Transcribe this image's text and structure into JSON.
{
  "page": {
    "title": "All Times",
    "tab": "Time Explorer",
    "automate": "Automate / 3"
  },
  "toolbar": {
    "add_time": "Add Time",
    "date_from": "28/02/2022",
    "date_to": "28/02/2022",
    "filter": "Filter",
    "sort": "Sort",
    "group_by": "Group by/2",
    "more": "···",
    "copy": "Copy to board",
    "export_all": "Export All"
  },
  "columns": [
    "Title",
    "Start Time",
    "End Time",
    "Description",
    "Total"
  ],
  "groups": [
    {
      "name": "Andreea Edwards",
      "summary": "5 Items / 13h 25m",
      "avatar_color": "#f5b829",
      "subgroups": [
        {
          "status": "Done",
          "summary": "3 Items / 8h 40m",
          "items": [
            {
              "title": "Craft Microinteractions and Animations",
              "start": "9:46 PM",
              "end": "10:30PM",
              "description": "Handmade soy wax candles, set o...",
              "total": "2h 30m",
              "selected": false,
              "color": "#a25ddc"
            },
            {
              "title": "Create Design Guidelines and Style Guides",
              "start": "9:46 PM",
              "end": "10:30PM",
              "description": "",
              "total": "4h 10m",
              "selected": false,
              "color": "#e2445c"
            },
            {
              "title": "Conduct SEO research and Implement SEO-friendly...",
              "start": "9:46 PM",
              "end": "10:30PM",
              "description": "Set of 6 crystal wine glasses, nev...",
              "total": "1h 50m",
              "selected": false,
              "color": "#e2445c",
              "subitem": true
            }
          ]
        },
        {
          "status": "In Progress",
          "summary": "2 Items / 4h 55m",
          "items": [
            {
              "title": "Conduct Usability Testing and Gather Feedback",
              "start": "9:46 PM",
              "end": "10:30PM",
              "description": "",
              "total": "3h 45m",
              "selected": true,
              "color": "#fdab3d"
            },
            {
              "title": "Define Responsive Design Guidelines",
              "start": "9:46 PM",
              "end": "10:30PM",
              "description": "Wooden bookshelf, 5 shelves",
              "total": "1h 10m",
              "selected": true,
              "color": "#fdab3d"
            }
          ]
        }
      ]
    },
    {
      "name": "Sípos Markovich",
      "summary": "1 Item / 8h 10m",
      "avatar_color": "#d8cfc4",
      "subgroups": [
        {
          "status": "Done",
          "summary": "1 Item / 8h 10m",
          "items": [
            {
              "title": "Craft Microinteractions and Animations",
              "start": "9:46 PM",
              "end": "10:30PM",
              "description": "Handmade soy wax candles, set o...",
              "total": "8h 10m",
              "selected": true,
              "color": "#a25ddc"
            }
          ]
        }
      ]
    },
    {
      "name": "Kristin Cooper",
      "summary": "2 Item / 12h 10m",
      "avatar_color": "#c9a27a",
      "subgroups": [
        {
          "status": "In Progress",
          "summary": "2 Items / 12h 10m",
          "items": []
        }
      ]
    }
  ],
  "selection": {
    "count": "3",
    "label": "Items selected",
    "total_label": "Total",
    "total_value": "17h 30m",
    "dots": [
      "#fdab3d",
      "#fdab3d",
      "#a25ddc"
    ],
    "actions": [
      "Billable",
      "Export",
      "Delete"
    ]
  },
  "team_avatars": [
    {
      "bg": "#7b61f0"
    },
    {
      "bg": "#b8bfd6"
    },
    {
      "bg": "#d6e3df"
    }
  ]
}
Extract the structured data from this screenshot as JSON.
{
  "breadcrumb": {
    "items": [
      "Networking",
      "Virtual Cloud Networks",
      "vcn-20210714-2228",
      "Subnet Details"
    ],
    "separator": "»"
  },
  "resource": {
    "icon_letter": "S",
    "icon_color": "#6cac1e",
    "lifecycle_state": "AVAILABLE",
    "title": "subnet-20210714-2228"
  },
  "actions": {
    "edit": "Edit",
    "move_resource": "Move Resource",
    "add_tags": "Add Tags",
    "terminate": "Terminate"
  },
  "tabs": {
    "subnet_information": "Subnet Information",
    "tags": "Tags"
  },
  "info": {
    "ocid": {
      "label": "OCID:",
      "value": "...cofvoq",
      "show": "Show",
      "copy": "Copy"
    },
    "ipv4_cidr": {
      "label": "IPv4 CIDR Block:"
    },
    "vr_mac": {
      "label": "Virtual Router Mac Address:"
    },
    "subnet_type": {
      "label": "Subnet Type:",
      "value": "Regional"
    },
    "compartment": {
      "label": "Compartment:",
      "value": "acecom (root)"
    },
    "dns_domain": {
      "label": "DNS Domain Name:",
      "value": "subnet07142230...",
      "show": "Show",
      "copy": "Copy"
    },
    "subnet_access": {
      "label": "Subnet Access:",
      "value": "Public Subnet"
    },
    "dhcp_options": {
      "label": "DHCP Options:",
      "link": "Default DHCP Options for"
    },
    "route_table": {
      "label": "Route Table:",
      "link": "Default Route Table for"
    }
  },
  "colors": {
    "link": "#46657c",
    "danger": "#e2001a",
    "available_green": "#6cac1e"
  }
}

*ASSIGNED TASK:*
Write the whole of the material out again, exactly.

*OUTPUT FOR THIS TASK:*
Transcribe this image's text and structure into JSON.
{
  "page": {
    "title": "All Times",
    "tab": "Time Explorer",
    "automate": "Automate / 3"
  },
  "toolbar": {
    "add_time": "Add Time",
    "date_from": "28/02/2022",
    "date_to": "28/02/2022",
    "filter": "Filter",
    "sort": "Sort",
    "group_by": "Group by/2",
    "more": "···",
    "copy": "Copy to board",
    "export_all": "Export All"
  },
  "columns": [
    "Title",
    "Start Time",
    "End Time",
    "Description",
    "Total"
  ],
  "groups": [
    {
      "name": "Andreea Edwards",
      "summary": "5 Items / 13h 25m",
      "avatar_color": "#f5b829",
      "subgroups": [
        {
          "status": "Done",
          "summary": "3 Items / 8h 40m",
          "items": [
            {
              "title": "Craft Microinteractions and Animations",
              "start": "9:46 PM",
              "end": "10:30PM",
              "description": "Handmade soy wax candles, set o...",
              "total": "2h 30m",
              "selected": false,
              "color": "#a25ddc"
            },
            {
              "title": "Create Design Guidelines and Style Guides",
              "start": "9:46 PM",
              "end": "10:30PM",
              "description": "",
              "total": "4h 10m",
              "selected": false,
              "color": "#e2445c"
            },
            {
              "title": "Conduct SEO research and Implement SEO-friendly...",
              "start": "9:46 PM",
              "end": "10:30PM",
              "description": "Set of 6 crystal wine glasses, nev...",
              "total": "1h 50m",
              "selected": false,
              "color": "#e2445c",
              "subitem": true
            }
          ]
        },
        {
          "status": "In Progress",
          "summary": "2 Items / 4h 55m",
          "items": [
            {
              "title": "Conduct Usability Testing and Gather Feedback",
              "start": "9:46 PM",
              "end": "10:30PM",
              "description": "",
              "total": "3h 45m",
              "selected": true,
              "color": "#fdab3d"
            },
            {
              "title": "Define Responsive Design Guidelines",
              "start": "9:46 PM",
              "end": "10:30PM",
              "description": "Wooden bookshelf, 5 shelves",
              "total": "1h 10m",
              "selected": true,
              "color": "#fdab3d"
            }
          ]
        }
      ]
    },
    {
      "name": "Sípos Markovich",
      "summary": "1 Item / 8h 10m",
      "avatar_color": "#d8cfc4",
      "subgroups": [
        {
          "status": "Done",
          "summary": "1 Item / 8h 10m",
          "items": [
            {
              "title": "Craft Microinteractions and Animations",
              "start": "9:46 PM",
              "end": "10:30PM",
              "description": "Handmade soy wax candles, set o...",
              "total": "8h 10m",
              "selected": true,
              "color": "#a25ddc"
            }
          ]
        }
      ]
    },
    {
      "name": "Kristin Cooper",
      "summary": "2 Item / 12h 10m",
      "avatar_color": "#c9a27a",
      "subgroups": [
        {
          "status": "In Progress",
          "summary": "2 Items / 12h 10m",
          "items": []
        }
      ]
    }
  ],
  "selection": {
    "count": "3",
    "label": "Items selected",
    "total_label": "Total",
    "total_value": "17h 30m",
    "dots": [
      "#fdab3d",
      "#fdab3d",
      "#a25ddc"
    ],
    "actions": [
      "Billable",
      "Export",
      "Delete"
    ]
  },
  "team_avatars": [
    {
      "bg": "#7b61f0"
    },
    {
      "bg": "#b8bfd6"
    },
    {
      "bg": "#d6e3df"
    }
  ]
}
Extract the structured data from this screenshot as JSON.
{
  "breadcrumb": {
    "items": [
      "Networking",
      "Virtual Cloud Networks",
      "vcn-20210714-2228",
      "Subnet Details"
    ],
    "separator": "»"
  },
  "resource": {
    "icon_letter": "S",
    "icon_color": "#6cac1e",
    "lifecycle_state": "AVAILABLE",
    "title": "subnet-20210714-2228"
  },
  "actions": {
    "edit": "Edit",
    "move_resource": "Move Resource",
    "add_tags": "Add Tags",
    "terminate": "Terminate"
  },
  "tabs": {
    "subnet_information": "Subnet Information",
    "tags": "Tags"
  },
  "info": {
    "ocid": {
      "label": "OCID:",
      "value": "...cofvoq",
      "show": "Show",
      "copy": "Copy"
    },
    "ipv4_cidr": {
      "label": "IPv4 CIDR Block:"
    },
    "vr_mac": {
      "label": "Virtual Router Mac Address:"
    },
    "subnet_type": {
      "label": "Subnet Type:",
      "value": "Regional"
    },
    "compartment": {
      "label": "Compartment:",
      "value": "acecom (root)"
    },
    "dns_domain": {
      "label": "DNS Domain Name:",
      "value": "subnet07142230...",
      "show": "Show",
      "copy": "Copy"
    },
    "subnet_access": {
      "label": "Subnet Access:",
      "value": "Public Subnet"
    },
    "dhcp_options": {
      "label": "DHCP Options:",
      "link": "Default DHCP Options for"
    },
    "route_table": {
      "label": "Route Table:",
      "link": "Default Route Table for"
    }
  },
  "colors": {
    "link": "#46657c",
    "danger": "#e2001a",
    "available_green": "#6cac1e"
  }
}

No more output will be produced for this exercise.